*** INPUT MATERIAL Section Begins ***
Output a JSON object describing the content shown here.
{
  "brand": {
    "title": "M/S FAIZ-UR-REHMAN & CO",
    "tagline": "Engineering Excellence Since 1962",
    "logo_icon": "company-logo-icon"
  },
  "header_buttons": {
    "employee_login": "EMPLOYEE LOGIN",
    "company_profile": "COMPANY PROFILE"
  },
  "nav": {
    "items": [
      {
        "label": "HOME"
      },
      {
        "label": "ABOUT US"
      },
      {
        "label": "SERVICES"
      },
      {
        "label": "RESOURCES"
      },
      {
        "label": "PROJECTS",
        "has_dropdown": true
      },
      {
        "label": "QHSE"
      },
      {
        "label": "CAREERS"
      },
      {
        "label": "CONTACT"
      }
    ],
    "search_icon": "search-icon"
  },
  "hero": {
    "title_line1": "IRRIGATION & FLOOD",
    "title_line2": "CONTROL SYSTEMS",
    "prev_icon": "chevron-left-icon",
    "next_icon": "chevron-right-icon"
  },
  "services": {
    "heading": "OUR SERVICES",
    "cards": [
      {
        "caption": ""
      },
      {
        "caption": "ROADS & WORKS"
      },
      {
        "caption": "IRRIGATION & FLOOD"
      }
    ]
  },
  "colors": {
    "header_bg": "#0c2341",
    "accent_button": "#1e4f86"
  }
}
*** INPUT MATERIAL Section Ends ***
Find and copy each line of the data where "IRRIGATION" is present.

    "title_line1": "IRRIGATION & FLOOD",
        "caption": "IRRIGATION & FLOOD"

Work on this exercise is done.